This finding from an Edith Cowan University study that analysed two years of local hospital data involving 36,529 patients.
In total, 17,025 (46.6 per cent) were exposed to at least one understaffed shift.
This led to a three to eight per cent higher chance of suffering an adverse nurse-sensitive outcome (NSO).
Co-author Helen Myers says the study took a novel patient-centred approach to evaluating the staffing/patient care relationship.
"The difficulty with this sort of research is that it is usually done at the hospital level, looking at outcomes by wards or from an overall perspective," she says.
"But hospitals are incredibly complex environments, and patients go to many wards, so we assigned structural variables taking movements into account to work out if patients had been exposed to understaffed shifts during any part of their stay.

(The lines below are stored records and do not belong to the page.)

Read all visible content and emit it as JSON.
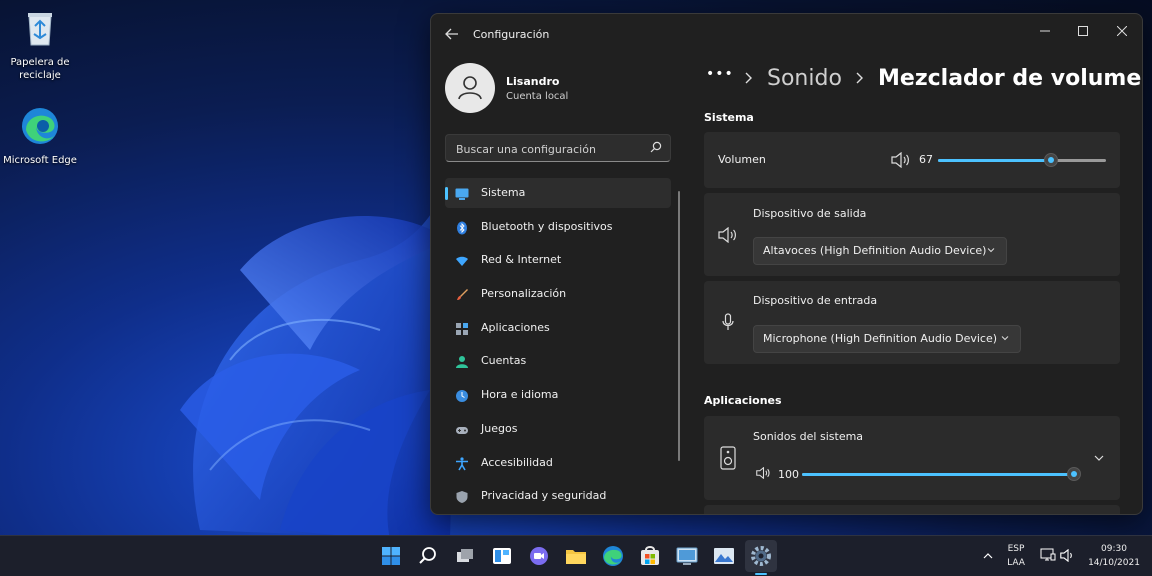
{
  "desktop": {
    "icons": [
      {
        "label": "Papelera de reciclaje"
      },
      {
        "label": "Microsoft Edge"
      }
    ]
  },
  "window": {
    "title": "Configuración",
    "profile": {
      "name": "Lisandro",
      "account": "Cuenta local"
    },
    "search": {
      "placeholder": "Buscar una configuración"
    },
    "nav": [
      {
        "label": "Sistema",
        "icon": "monitor-icon",
        "active": true
      },
      {
        "label": "Bluetooth y dispositivos",
        "icon": "bluetooth-icon"
      },
      {
        "label": "Red & Internet",
        "icon": "wifi-icon"
      },
      {
        "label": "Personalización",
        "icon": "brush-icon"
      },
      {
        "label": "Aplicaciones",
        "icon": "apps-icon"
      },
      {
        "label": "Cuentas",
        "icon": "person-icon"
      },
      {
        "label": "Hora e idioma",
        "icon": "clock-globe-icon"
      },
      {
        "label": "Juegos",
        "icon": "gamepad-icon"
      },
      {
        "label": "Accesibilidad",
        "icon": "accessibility-icon"
      },
      {
        "label": "Privacidad y seguridad",
        "icon": "shield-icon"
      }
    ],
    "breadcrumb": {
      "more": "•••",
      "parent": "Sonido",
      "current": "Mezclador de volumen"
    },
    "sistema": {
      "title": "Sistema",
      "volume": {
        "label": "Volumen",
        "value": "67",
        "level": 0.67
      },
      "output": {
        "label": "Dispositivo de salida",
        "selected": "Altavoces (High Definition Audio Device)"
      },
      "input": {
        "label": "Dispositivo de entrada",
        "selected": "Microphone (High Definition Audio Device)"
      }
    },
    "apps": {
      "title": "Aplicaciones",
      "system_sounds": {
        "label": "Sonidos del sistema",
        "value": "100",
        "level": 1.0
      }
    }
  },
  "taskbar": {
    "icons": [
      "start-icon",
      "search-icon",
      "task-view-icon",
      "widgets-icon",
      "chat-icon",
      "file-explorer-icon",
      "edge-icon",
      "store-icon",
      "control-panel-icon",
      "photos-icon",
      "settings-icon"
    ],
    "tray": {
      "lang1": "ESP",
      "lang2": "LAA",
      "time": "09:30",
      "date": "14/10/2021"
    }
  },
  "colors": {
    "accent": "#4cc2ff",
    "window_bg": "#202020",
    "card_bg": "#2b2b2b"
  }
}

"We wanted to add more precision to evaluating the problem."
Non-urgent issues rise with less nurses
While understaffed shifts weren't a factor in major health events such as pulmonary failure, cardiac arrest or shock the researchers found a significant increase in non-urgent conditions.
"If a major event occurs, people are going to notice," Ms Myers says.
"But the smaller issues indicate an effect on the surveillance role nurses have.
"They are in the best position to detect changes in a patient at an early stage, effectively stopping minor health issues before they escalate into major problems."
Stopping adverse NSOs saves both patient suffering and money for the healthcare system, with each incidence adding an estimated $8000 and one week to the cost of care.
Ms Myers says putting a number value on nurse staffing levels is part of an on-going ECU project, with researchers seeking to gather hard evidence to protect the profession and the public.
She points to cutbacks in the UK health system.
"To date, we haven't seen a major problem with understaffing in Western Australian hospitals, but there are always economic pressures on the healthcare sector, with nurses having been a target in restructuring overseas," she says.
"We need to ensure an adequate number of nurses for patient well-being and make sure that our nurses are supported."
She says short-staffing can be structural, such as a shortage in graduates, geographical or related to workplace conditions.